What this task involves - Would you return each entry exactly as written, omitting any pictures?

(Website and app data records)
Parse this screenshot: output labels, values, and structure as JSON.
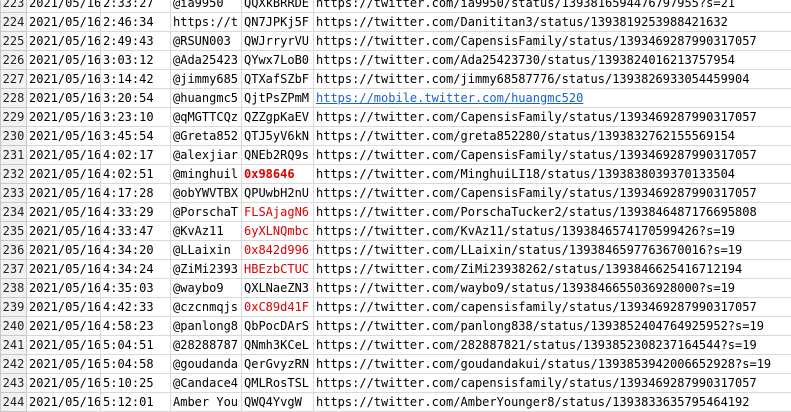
{
  "sheet": {
    "rows": [
      {
        "num": "223",
        "date": "2021/05/16",
        "time": "2:33:27",
        "user": "@ia9950",
        "id": "QQXkBRRDE",
        "url": "https://twitter.com/ia9950/status/1393816594476797955?s=21",
        "id_style": ""
      },
      {
        "num": "224",
        "date": "2021/05/16",
        "time": "2:46:34",
        "user": "https://t",
        "id": "QN7JPKj5F",
        "url": "https://twitter.com/Danititan3/status/1393819253988421632",
        "id_style": ""
      },
      {
        "num": "225",
        "date": "2021/05/16",
        "time": "2:49:43",
        "user": "@RSUN003",
        "id": "QWJrryrVU",
        "url": "https://twitter.com/CapensisFamily/status/1393469287990317057",
        "id_style": ""
      },
      {
        "num": "226",
        "date": "2021/05/16",
        "time": "3:03:12",
        "user": "@Ada25423",
        "id": "QYwx7LoB0",
        "url": "https://twitter.com/Ada25423730/status/1393824016213757954",
        "id_style": ""
      },
      {
        "num": "227",
        "date": "2021/05/16",
        "time": "3:14:42",
        "user": "@jimmy685",
        "id": "QTXafSZbF",
        "url": "https://twitter.com/jimmy68587776/status/1393826933054459904",
        "id_style": ""
      },
      {
        "num": "228",
        "date": "2021/05/16",
        "time": "3:20:54",
        "user": "@huangmc5",
        "id": "QjtPsZPmM",
        "url": "https://mobile.twitter.com/huangmc520",
        "id_style": "",
        "url_link": true
      },
      {
        "num": "229",
        "date": "2021/05/16",
        "time": "3:23:10",
        "user": "@qMGTTCQz",
        "id": "QZZgpKaEV",
        "url": "https://twitter.com/CapensisFamily/status/1393469287990317057",
        "id_style": ""
      },
      {
        "num": "230",
        "date": "2021/05/16",
        "time": "3:45:54",
        "user": "@Greta852",
        "id": "QTJ5yV6kN",
        "url": "https://twitter.com/greta852280/status/1393832762155569154",
        "id_style": ""
      },
      {
        "num": "231",
        "date": "2021/05/16",
        "time": "4:02:17",
        "user": "@alexjiar",
        "id": "QNEb2RQ9s",
        "url": "https://twitter.com/CapensisFamily/status/1393469287990317057",
        "id_style": ""
      },
      {
        "num": "232",
        "date": "2021/05/16",
        "time": "4:02:51",
        "user": "@minghuil",
        "id": "0x98646",
        "url": "https://twitter.com/MinghuiLI18/status/1393838039370133504",
        "id_style": "red bold"
      },
      {
        "num": "233",
        "date": "2021/05/16",
        "time": "4:17:28",
        "user": "@obYWVTBX",
        "id": "QPUwbH2nU",
        "url": "https://twitter.com/CapensisFamily/status/1393469287990317057",
        "id_style": ""
      },
      {
        "num": "234",
        "date": "2021/05/16",
        "time": "4:33:29",
        "user": "@PorschaT",
        "id": "FLSAjagN6",
        "url": "https://twitter.com/PorschaTucker2/status/1393846487176695808",
        "id_style": "red"
      },
      {
        "num": "235",
        "date": "2021/05/16",
        "time": "4:33:47",
        "user": "@KvAz11",
        "id": "6yXLNQmbc",
        "url": "https://twitter.com/KvAz11/status/1393846574170599426?s=19",
        "id_style": "red"
      },
      {
        "num": "236",
        "date": "2021/05/16",
        "time": "4:34:20",
        "user": "@LLaixin",
        "id": "0x842d996",
        "url": "https://twitter.com/LLaixin/status/1393846597763670016?s=19",
        "id_style": "red"
      },
      {
        "num": "237",
        "date": "2021/05/16",
        "time": "4:34:24",
        "user": "@ZiMi2393",
        "id": "HBEzbCTUC",
        "url": "https://twitter.com/ZiMi23938262/status/1393846625416712194",
        "id_style": "red"
      },
      {
        "num": "238",
        "date": "2021/05/16",
        "time": "4:35:03",
        "user": "@waybo9",
        "id": "QXLNaeZN3",
        "url": "https://twitter.com/waybo9/status/1393846655036928000?s=19",
        "id_style": ""
      },
      {
        "num": "239",
        "date": "2021/05/16",
        "time": "4:42:33",
        "user": "@czcnmqjs",
        "id": "0xC89d41F",
        "url": "https://twitter.com/capensisfamily/status/1393469287990317057",
        "id_style": "red"
      },
      {
        "num": "240",
        "date": "2021/05/16",
        "time": "4:58:23",
        "user": "@panlong8",
        "id": "QbPocDArS",
        "url": "https://twitter.com/panlong838/status/1393852404764925952?s=19",
        "id_style": ""
      },
      {
        "num": "241",
        "date": "2021/05/16",
        "time": "5:04:51",
        "user": "@28288787",
        "id": "QNmh3KCeL",
        "url": "https://twitter.com/282887821/status/1393852308237164544?s=19",
        "id_style": ""
      },
      {
        "num": "242",
        "date": "2021/05/16",
        "time": "5:04:58",
        "user": "@goudanda",
        "id": "QerGvyzRN",
        "url": "https://twitter.com/goudandakui/status/1393853942006652928?s=19",
        "id_style": ""
      },
      {
        "num": "243",
        "date": "2021/05/16",
        "time": "5:10:25",
        "user": "@Candace4",
        "id": "QMLRosTSL",
        "url": "https://twitter.com/capensisfamily/status/1393469287990317057",
        "id_style": ""
      },
      {
        "num": "244",
        "date": "2021/05/16",
        "time": "5:12:01",
        "user": "Amber You",
        "id": "QWQ4YvgW",
        "url": "https://twitter.com/AmberYounger8/status/1393833635795464192",
        "id_style": ""
      }
    ]
  }
}
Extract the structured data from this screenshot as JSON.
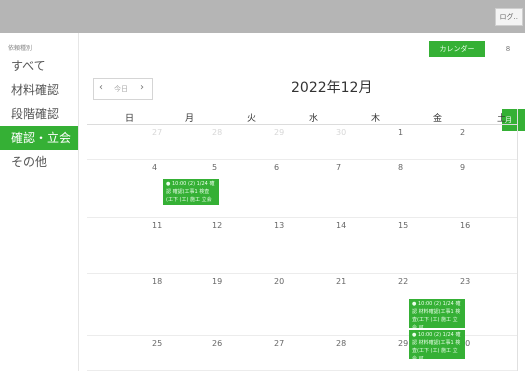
{
  "header": {
    "user_button": "ログ.."
  },
  "sidebar": {
    "heading": "依頼種別",
    "items": [
      {
        "label": "すべて"
      },
      {
        "label": "材料確認"
      },
      {
        "label": "段階確認"
      },
      {
        "label": "確認・立会"
      },
      {
        "label": "その他"
      }
    ],
    "active_index": 3
  },
  "toolbar": {
    "calendar_button": "カレンダー",
    "other_view_button": "8",
    "month_title": "2022年12月",
    "prev_icon": "chevron-left-icon",
    "next_icon": "chevron-right-icon",
    "today_label": "今日",
    "side_edge_label": "月"
  },
  "calendar": {
    "weekdays": [
      "日",
      "月",
      "火",
      "水",
      "木",
      "金",
      "土"
    ],
    "weeks": [
      {
        "days": [
          "27",
          "28",
          "29",
          "30",
          "1",
          "2",
          ""
        ],
        "dim": [
          true,
          true,
          true,
          true,
          false,
          false,
          false
        ]
      },
      {
        "days": [
          "4",
          "5",
          "6",
          "7",
          "8",
          "9",
          ""
        ],
        "dim": [
          false,
          false,
          false,
          false,
          false,
          false,
          false
        ]
      },
      {
        "days": [
          "11",
          "12",
          "13",
          "14",
          "15",
          "16",
          ""
        ],
        "dim": [
          false,
          false,
          false,
          false,
          false,
          false,
          false
        ]
      },
      {
        "days": [
          "18",
          "19",
          "20",
          "21",
          "22",
          "23",
          ""
        ],
        "dim": [
          false,
          false,
          false,
          false,
          false,
          false,
          false
        ]
      },
      {
        "days": [
          "25",
          "26",
          "27",
          "28",
          "29",
          "30",
          ""
        ],
        "dim": [
          false,
          false,
          false,
          false,
          false,
          false,
          false
        ]
      }
    ],
    "events": [
      {
        "text": "● 10:00 (2) 1/24 確認 確認(工事1 検査(工下 (工) 施工 立会",
        "week": 1,
        "day": 1
      },
      {
        "text": "● 10:00 (2) 1/24 確認 材料確認(工事1 検査(工下 (工) 施工 立会 可",
        "week": 3,
        "day": 5
      },
      {
        "text": "● 10:00 (2) 1/24 確認 材料確認(工事1 検査(工下 (工) 施工 立会 可",
        "week": 3,
        "day": 5
      }
    ]
  },
  "colors": {
    "accent": "#35b035",
    "topbar": "#b5b5b5"
  }
}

Solution -
Parse this screenshot: output labels, values, and structure as JSON.
{
  "sheet": {
    "rows": [
      {
        "num": "223",
        "date": "2021/05/16",
        "time": "2:33:27",
        "user": "@ia9950",
        "id": "QQXkBRRDE",
        "url": "https://twitter.com/ia9950/status/1393816594476797955?s=21",
        "id_style": ""
      },
      {
        "num": "224",
        "date": "2021/05/16",
        "time": "2:46:34",
        "user": "https://t",
        "id": "QN7JPKj5F",
        "url": "https://twitter.com/Danititan3/status/1393819253988421632",
        "id_style": ""
      },
      {
        "num": "225",
        "date": "2021/05/16",
        "time": "2:49:43",
        "user": "@RSUN003",
        "id": "QWJrryrVU",
        "url": "https://twitter.com/CapensisFamily/status/1393469287990317057",
        "id_style": ""
      },
      {
        "num": "226",
        "date": "2021/05/16",
        "time": "3:03:12",
        "user": "@Ada25423",
        "id": "QYwx7LoB0",
        "url": "https://twitter.com/Ada25423730/status/1393824016213757954",
        "id_style": ""
      },
      {
        "num": "227",
        "date": "2021/05/16",
        "time": "3:14:42",
        "user": "@jimmy685",
        "id": "QTXafSZbF",
        "url": "https://twitter.com/jimmy68587776/status/1393826933054459904",
        "id_style": ""
      },
      {
        "num": "228",
        "date": "2021/05/16",
        "time": "3:20:54",
        "user": "@huangmc5",
        "id": "QjtPsZPmM",
        "url": "https://mobile.twitter.com/huangmc520",
        "id_style": "",
        "url_link": true
      },
      {
        "num": "229",
        "date": "2021/05/16",
        "time": "3:23:10",
        "user": "@qMGTTCQz",
        "id": "QZZgpKaEV",
        "url": "https://twitter.com/CapensisFamily/status/1393469287990317057",
        "id_style": ""
      },
      {
        "num": "230",
        "date": "2021/05/16",
        "time": "3:45:54",
        "user": "@Greta852",
        "id": "QTJ5yV6kN",
        "url": "https://twitter.com/greta852280/status/1393832762155569154",
        "id_style": ""
      },
      {
        "num": "231",
        "date": "2021/05/16",
        "time": "4:02:17",
        "user": "@alexjiar",
        "id": "QNEb2RQ9s",
        "url": "https://twitter.com/CapensisFamily/status/1393469287990317057",
        "id_style": ""
      },
      {
        "num": "232",
        "date": "2021/05/16",
        "time": "4:02:51",
        "user": "@minghuil",
        "id": "0x98646",
        "url": "https://twitter.com/MinghuiLI18/status/1393838039370133504",
        "id_style": "red bold"
      },
      {
        "num": "233",
        "date": "2021/05/16",
        "time": "4:17:28",
        "user": "@obYWVTBX",
        "id": "QPUwbH2nU",
        "url": "https://twitter.com/CapensisFamily/status/1393469287990317057",
        "id_style": ""
      },
      {
        "num": "234",
        "date": "2021/05/16",
        "time": "4:33:29",
        "user": "@PorschaT",
        "id": "FLSAjagN6",
        "url": "https://twitter.com/PorschaTucker2/status/1393846487176695808",
        "id_style": "red"
      },
      {
        "num": "235",
        "date": "2021/05/16",
        "time": "4:33:47",
        "user": "@KvAz11",
        "id": "6yXLNQmbc",
        "url": "https://twitter.com/KvAz11/status/1393846574170599426?s=19",
        "id_style": "red"
      },
      {
        "num": "236",
        "date": "2021/05/16",
        "time": "4:34:20",
        "user": "@LLaixin",
        "id": "0x842d996",
        "url": "https://twitter.com/LLaixin/status/1393846597763670016?s=19",
        "id_style": "red"
      },
      {
        "num": "237",
        "date": "2021/05/16",
        "time": "4:34:24",
        "user": "@ZiMi2393",
        "id": "HBEzbCTUC",
        "url": "https://twitter.com/ZiMi23938262/status/1393846625416712194",
        "id_style": "red"
      },
      {
        "num": "238",
        "date": "2021/05/16",
        "time": "4:35:03",
        "user": "@waybo9",
        "id": "QXLNaeZN3",
        "url": "https://twitter.com/waybo9/status/1393846655036928000?s=19",
        "id_style": ""
      },
      {
        "num": "239",
        "date": "2021/05/16",
        "time": "4:42:33",
        "user": "@czcnmqjs",
        "id": "0xC89d41F",
        "url": "https://twitter.com/capensisfamily/status/1393469287990317057",
        "id_style": "red"
      },
      {
        "num": "240",
        "date": "2021/05/16",
        "time": "4:58:23",
        "user": "@panlong8",
        "id": "QbPocDArS",
        "url": "https://twitter.com/panlong838/status/1393852404764925952?s=19",
        "id_style": ""
      },
      {
        "num": "241",
        "date": "2021/05/16",
        "time": "5:04:51",
        "user": "@28288787",
        "id": "QNmh3KCeL",
        "url": "https://twitter.com/282887821/status/1393852308237164544?s=19",
        "id_style": ""
      },
      {
        "num": "242",
        "date": "2021/05/16",
        "time": "5:04:58",
        "user": "@goudanda",
        "id": "QerGvyzRN",
        "url": "https://twitter.com/goudandakui/status/1393853942006652928?s=19",
        "id_style": ""
      },
      {
        "num": "243",
        "date": "2021/05/16",
        "time": "5:10:25",
        "user": "@Candace4",
        "id": "QMLRosTSL",
        "url": "https://twitter.com/capensisfamily/status/1393469287990317057",
        "id_style": ""
      },
      {
        "num": "244",
        "date": "2021/05/16",
        "time": "5:12:01",
        "user": "Amber You",
        "id": "QWQ4YvgW",
        "url": "https://twitter.com/AmberYounger8/status/1393833635795464192",
        "id_style": ""
      }
    ]
  }
}
Extract the structured data from this screenshot as JSON.
{
  "header": {
    "user_button": "ログ.."
  },
  "sidebar": {
    "heading": "依頼種別",
    "items": [
      {
        "label": "すべて"
      },
      {
        "label": "材料確認"
      },
      {
        "label": "段階確認"
      },
      {
        "label": "確認・立会"
      },
      {
        "label": "その他"
      }
    ],
    "active_index": 3
  },
  "toolbar": {
    "calendar_button": "カレンダー",
    "other_view_button": "8",
    "month_title": "2022年12月",
    "prev_icon": "chevron-left-icon",
    "next_icon": "chevron-right-icon",
    "today_label": "今日",
    "side_edge_label": "月"
  },
  "calendar": {
    "weekdays": [
      "日",
      "月",
      "火",
      "水",
      "木",
      "金",
      "土"
    ],
    "weeks": [
      {
        "days": [
          "27",
          "28",
          "29",
          "30",
          "1",
          "2",
          ""
        ],
        "dim": [
          true,
          true,
          true,
          true,
          false,
          false,
          false
        ]
      },
      {
        "days": [
          "4",
          "5",
          "6",
          "7",
          "8",
          "9",
          ""
        ],
        "dim": [
          false,
          false,
          false,
          false,
          false,
          false,
          false
        ]
      },
      {
        "days": [
          "11",
          "12",
          "13",
          "14",
          "15",
          "16",
          ""
        ],
        "dim": [
          false,
          false,
          false,
          false,
          false,
          false,
          false
        ]
      },
      {
        "days": [
          "18",
          "19",
          "20",
          "21",
          "22",
          "23",
          ""
        ],
        "dim": [
          false,
          false,
          false,
          false,
          false,
          false,
          false
        ]
      },
      {
        "days": [
          "25",
          "26",
          "27",
          "28",
          "29",
          "30",
          ""
        ],
        "dim": [
          false,
          false,
          false,
          false,
          false,
          false,
          false
        ]
      }
    ],
    "events": [
      {
        "text": "● 10:00 (2) 1/24 確認 確認(工事1 検査(工下 (工) 施工 立会",
        "week": 1,
        "day": 1
      },
      {
        "text": "● 10:00 (2) 1/24 確認 材料確認(工事1 検査(工下 (工) 施工 立会 可",
        "week": 3,
        "day": 5
      },
      {
        "text": "● 10:00 (2) 1/24 確認 材料確認(工事1 検査(工下 (工) 施工 立会 可",
        "week": 3,
        "day": 5
      }
    ]
  },
  "colors": {
    "accent": "#35b035",
    "topbar": "#b5b5b5"
  }
}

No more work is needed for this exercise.